TASK PROMPT: Every record must come back unchanged, apart from the pictures, which are dropped.

STUDY MATERIAL:
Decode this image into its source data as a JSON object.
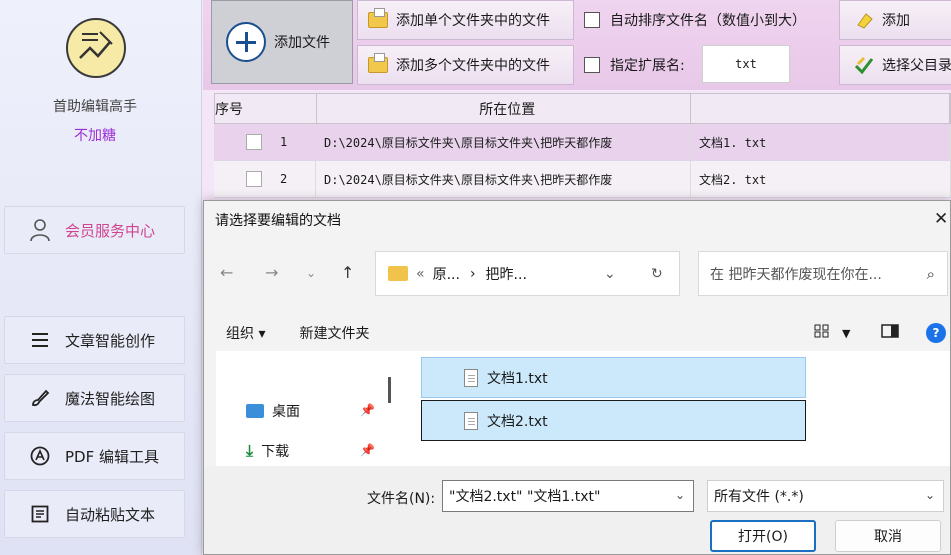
{
  "sidebar": {
    "app_name": "首助编辑高手",
    "app_sub": "不加糖",
    "member": "会员服务中心",
    "items": [
      {
        "label": "文章智能创作",
        "icon": "menu-lines-icon"
      },
      {
        "label": "魔法智能绘图",
        "icon": "brush-icon"
      },
      {
        "label": "PDF 编辑工具",
        "icon": "pdf-icon"
      },
      {
        "label": "自动粘贴文本",
        "icon": "clipboard-icon"
      }
    ]
  },
  "toolbar": {
    "add_file": "添加文件",
    "add_single_folder": "添加单个文件夹中的文件",
    "add_multi_folder": "添加多个文件夹中的文件",
    "auto_sort": "自动排序文件名（数值小到大）",
    "specify_ext": "指定扩展名:",
    "ext_value": "txt",
    "add_right": "添加",
    "select_parent": "选择父目录"
  },
  "table": {
    "headers": [
      "序号",
      "所在位置"
    ],
    "rows": [
      {
        "index": "1",
        "path": "D:\\2024\\原目标文件夹\\原目标文件夹\\把昨天都作废",
        "name": "文档1. txt"
      },
      {
        "index": "2",
        "path": "D:\\2024\\原目标文件夹\\原目标文件夹\\把昨天都作废",
        "name": "文档2. txt"
      }
    ]
  },
  "dialog": {
    "title": "请选择要编辑的文档",
    "breadcrumb": [
      "«",
      "原...",
      "›",
      "把昨..."
    ],
    "search_placeholder": "在 把昨天都作废现在你在...",
    "organize": "组织 ▾",
    "new_folder": "新建文件夹",
    "nav_items": [
      {
        "label": "桌面",
        "icon": "desktop-icon"
      },
      {
        "label": "下载",
        "icon": "download-icon"
      }
    ],
    "files": [
      "文档1.txt",
      "文档2.txt"
    ],
    "filename_label": "文件名(N):",
    "filename_value": "\"文档2.txt\" \"文档1.txt\"",
    "filetype": "所有文件 (*.*)",
    "open": "打开(O)",
    "cancel": "取消"
  }
}
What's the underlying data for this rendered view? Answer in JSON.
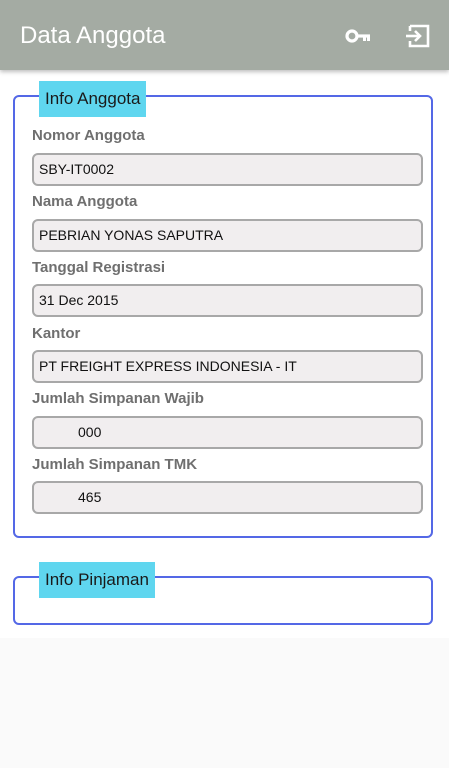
{
  "appbar": {
    "title": "Data Anggota",
    "icons": [
      "key-icon",
      "logout-icon"
    ]
  },
  "info_anggota": {
    "legend": "Info Anggota",
    "fields": [
      {
        "label": "Nomor Anggota",
        "value": "SBY-IT0002"
      },
      {
        "label": "Nama Anggota",
        "value": "PEBRIAN YONAS SAPUTRA"
      },
      {
        "label": "Tanggal Registrasi",
        "value": "31 Dec 2015"
      },
      {
        "label": "Kantor",
        "value": "PT FREIGHT EXPRESS INDONESIA - IT"
      },
      {
        "label": "Jumlah Simpanan Wajib",
        "value": "000"
      },
      {
        "label": "Jumlah Simpanan TMK",
        "value": "465"
      }
    ]
  },
  "info_pinjaman": {
    "legend": "Info Pinjaman"
  },
  "colors": {
    "appbar": "#a4aba3",
    "panel_border": "#5468e6",
    "legend_bg": "#5fd6ef",
    "field_bg": "#f1eeef",
    "field_border": "#a8a8a8",
    "label": "#6f6f6f"
  }
}
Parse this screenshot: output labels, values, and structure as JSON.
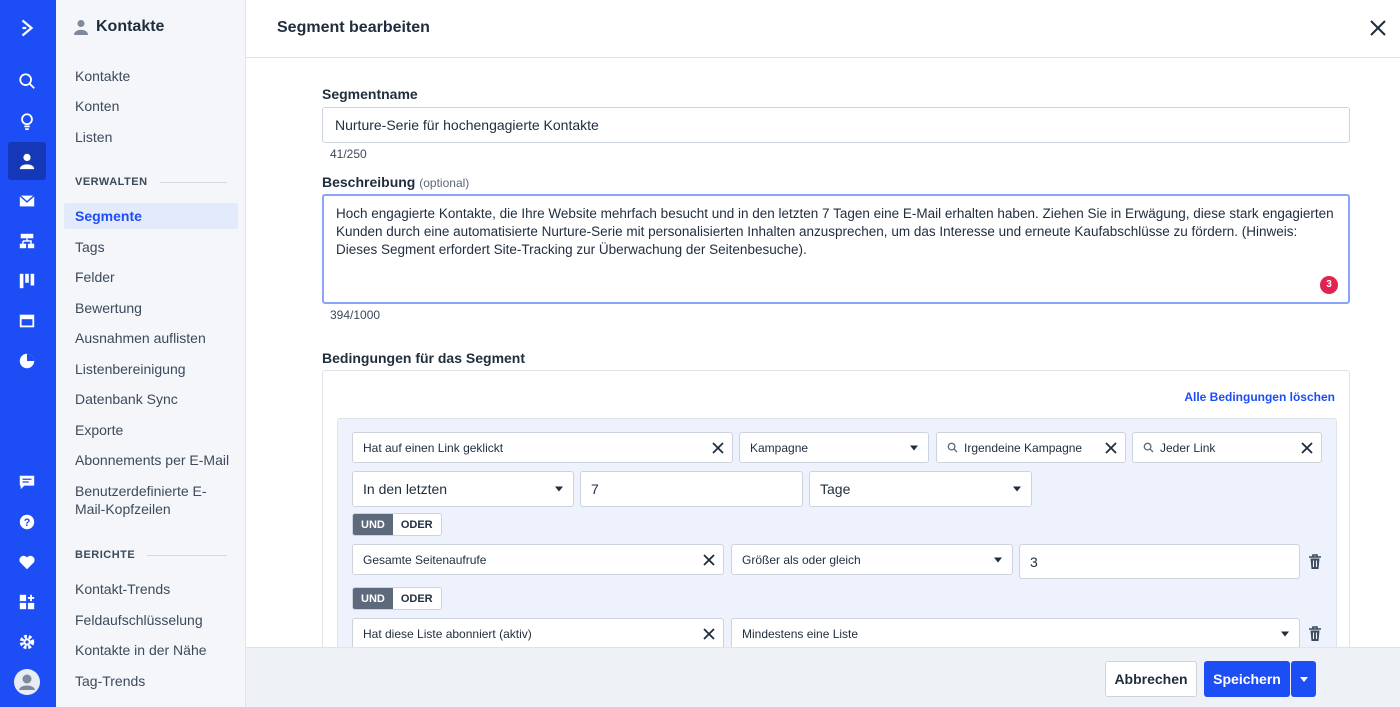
{
  "sidebar": {
    "header": "Kontakte",
    "top_items": [
      "Kontakte",
      "Konten",
      "Listen"
    ],
    "manage_title": "VERWALTEN",
    "manage_items": [
      "Segmente",
      "Tags",
      "Felder",
      "Bewertung",
      "Ausnahmen auflisten",
      "Listenbereinigung",
      "Datenbank Sync",
      "Exporte",
      "Abonnements per E-Mail",
      "Benutzerdefinierte E-",
      "Mail-Kopfzeilen"
    ],
    "reports_title": "BERICHTE",
    "report_items": [
      "Kontakt-Trends",
      "Feldaufschlüsselung",
      "Kontakte in der Nähe",
      "Tag-Trends"
    ]
  },
  "rail": {
    "icons": [
      "logo-icon",
      "search-icon",
      "lightbulb-icon",
      "contacts-icon",
      "email-icon",
      "automation-icon",
      "deals-icon",
      "site-icon",
      "reports-icon",
      "chat-icon",
      "help-icon",
      "heart-icon",
      "apps-icon",
      "settings-icon",
      "profile-icon"
    ],
    "accent": "#1d4ef5"
  },
  "header": {
    "title": "Segment bearbeiten"
  },
  "form": {
    "name_label": "Segmentname",
    "name_value": "Nurture-Serie für hochengagierte Kontakte",
    "name_count": "41/250",
    "desc_label": "Beschreibung",
    "desc_optional": "(optional)",
    "desc_value": "Hoch engagierte Kontakte, die Ihre Website mehrfach besucht und in den letzten 7 Tagen eine E-Mail erhalten haben. Ziehen Sie in Erwägung, diese stark engagierten Kunden durch eine automatisierte Nurture-Serie mit personalisierten Inhalten anzusprechen, um das Interesse und erneute Kaufabschlüsse zu fördern. (Hinweis: Dieses Segment erfordert Site-Tracking zur Überwachung der Seitenbesuche).",
    "desc_badge": "3",
    "desc_count": "394/1000"
  },
  "conditions": {
    "title": "Bedingungen für das Segment",
    "clear_label": "Alle Bedingungen löschen",
    "row1": {
      "field": "Hat auf einen Link geklickt",
      "campaign_select": "Kampagne",
      "campaign_search": "Irgendeine Kampagne",
      "link_search": "Jeder Link",
      "period_select": "In den letzten",
      "period_value": "7",
      "unit_select": "Tage"
    },
    "logic1": {
      "and": "UND",
      "or": "ODER"
    },
    "row2": {
      "field": "Gesamte Seitenaufrufe",
      "operator": "Größer als oder gleich",
      "value": "3"
    },
    "logic2": {
      "and": "UND",
      "or": "ODER"
    },
    "row3": {
      "field": "Hat diese Liste abonniert (aktiv)",
      "operator": "Mindestens eine Liste"
    }
  },
  "footer": {
    "cancel": "Abbrechen",
    "save": "Speichern"
  }
}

FINISHED TASK:
Decode this image into its source data as a JSON object.
{
  "sidebar": {
    "app_name": "首助编辑高手",
    "app_sub": "不加糖",
    "member": "会员服务中心",
    "items": [
      {
        "label": "文章智能创作",
        "icon": "menu-lines-icon"
      },
      {
        "label": "魔法智能绘图",
        "icon": "brush-icon"
      },
      {
        "label": "PDF 编辑工具",
        "icon": "pdf-icon"
      },
      {
        "label": "自动粘贴文本",
        "icon": "clipboard-icon"
      }
    ]
  },
  "toolbar": {
    "add_file": "添加文件",
    "add_single_folder": "添加单个文件夹中的文件",
    "add_multi_folder": "添加多个文件夹中的文件",
    "auto_sort": "自动排序文件名（数值小到大）",
    "specify_ext": "指定扩展名:",
    "ext_value": "txt",
    "add_right": "添加",
    "select_parent": "选择父目录"
  },
  "table": {
    "headers": [
      "序号",
      "所在位置"
    ],
    "rows": [
      {
        "index": "1",
        "path": "D:\\2024\\原目标文件夹\\原目标文件夹\\把昨天都作废",
        "name": "文档1. txt"
      },
      {
        "index": "2",
        "path": "D:\\2024\\原目标文件夹\\原目标文件夹\\把昨天都作废",
        "name": "文档2. txt"
      }
    ]
  },
  "dialog": {
    "title": "请选择要编辑的文档",
    "breadcrumb": [
      "«",
      "原...",
      "›",
      "把昨..."
    ],
    "search_placeholder": "在 把昨天都作废现在你在...",
    "organize": "组织 ▾",
    "new_folder": "新建文件夹",
    "nav_items": [
      {
        "label": "桌面",
        "icon": "desktop-icon"
      },
      {
        "label": "下载",
        "icon": "download-icon"
      }
    ],
    "files": [
      "文档1.txt",
      "文档2.txt"
    ],
    "filename_label": "文件名(N):",
    "filename_value": "\"文档2.txt\" \"文档1.txt\"",
    "filetype": "所有文件 (*.*)",
    "open": "打开(O)",
    "cancel": "取消"
  }
}
What's the underlying data for this rendered view? Answer in JSON.
{
  "appbar": {
    "title": "Data Anggota",
    "icons": [
      "key-icon",
      "logout-icon"
    ]
  },
  "info_anggota": {
    "legend": "Info Anggota",
    "fields": [
      {
        "label": "Nomor Anggota",
        "value": "SBY-IT0002"
      },
      {
        "label": "Nama Anggota",
        "value": "PEBRIAN YONAS SAPUTRA"
      },
      {
        "label": "Tanggal Registrasi",
        "value": "31 Dec 2015"
      },
      {
        "label": "Kantor",
        "value": "PT FREIGHT EXPRESS INDONESIA - IT"
      },
      {
        "label": "Jumlah Simpanan Wajib",
        "value": "000"
      },
      {
        "label": "Jumlah Simpanan TMK",
        "value": "465"
      }
    ]
  },
  "info_pinjaman": {
    "legend": "Info Pinjaman"
  },
  "colors": {
    "appbar": "#a4aba3",
    "panel_border": "#5468e6",
    "legend_bg": "#5fd6ef",
    "field_bg": "#f1eeef",
    "field_border": "#a8a8a8",
    "label": "#6f6f6f"
  }
}
Parse this screenshot: output labels, values, and structure as JSON.
{
  "sidebar": {
    "header": "Kontakte",
    "top_items": [
      "Kontakte",
      "Konten",
      "Listen"
    ],
    "manage_title": "VERWALTEN",
    "manage_items": [
      "Segmente",
      "Tags",
      "Felder",
      "Bewertung",
      "Ausnahmen auflisten",
      "Listenbereinigung",
      "Datenbank Sync",
      "Exporte",
      "Abonnements per E-Mail",
      "Benutzerdefinierte E-",
      "Mail-Kopfzeilen"
    ],
    "reports_title": "BERICHTE",
    "report_items": [
      "Kontakt-Trends",
      "Feldaufschlüsselung",
      "Kontakte in der Nähe",
      "Tag-Trends"
    ]
  },
  "rail": {
    "icons": [
      "logo-icon",
      "search-icon",
      "lightbulb-icon",
      "contacts-icon",
      "email-icon",
      "automation-icon",
      "deals-icon",
      "site-icon",
      "reports-icon",
      "chat-icon",
      "help-icon",
      "heart-icon",
      "apps-icon",
      "settings-icon",
      "profile-icon"
    ],
    "accent": "#1d4ef5"
  },
  "header": {
    "title": "Segment bearbeiten"
  },
  "form": {
    "name_label": "Segmentname",
    "name_value": "Nurture-Serie für hochengagierte Kontakte",
    "name_count": "41/250",
    "desc_label": "Beschreibung",
    "desc_optional": "(optional)",
    "desc_value": "Hoch engagierte Kontakte, die Ihre Website mehrfach besucht und in den letzten 7 Tagen eine E-Mail erhalten haben. Ziehen Sie in Erwägung, diese stark engagierten Kunden durch eine automatisierte Nurture-Serie mit personalisierten Inhalten anzusprechen, um das Interesse und erneute Kaufabschlüsse zu fördern. (Hinweis: Dieses Segment erfordert Site-Tracking zur Überwachung der Seitenbesuche).",
    "desc_badge": "3",
    "desc_count": "394/1000"
  },
  "conditions": {
    "title": "Bedingungen für das Segment",
    "clear_label": "Alle Bedingungen löschen",
    "row1": {
      "field": "Hat auf einen Link geklickt",
      "campaign_select": "Kampagne",
      "campaign_search": "Irgendeine Kampagne",
      "link_search": "Jeder Link",
      "period_select": "In den letzten",
      "period_value": "7",
      "unit_select": "Tage"
    },
    "logic1": {
      "and": "UND",
      "or": "ODER"
    },
    "row2": {
      "field": "Gesamte Seitenaufrufe",
      "operator": "Größer als oder gleich",
      "value": "3"
    },
    "logic2": {
      "and": "UND",
      "or": "ODER"
    },
    "row3": {
      "field": "Hat diese Liste abonniert (aktiv)",
      "operator": "Mindestens eine Liste"
    }
  },
  "footer": {
    "cancel": "Abbrechen",
    "save": "Speichern"
  }
}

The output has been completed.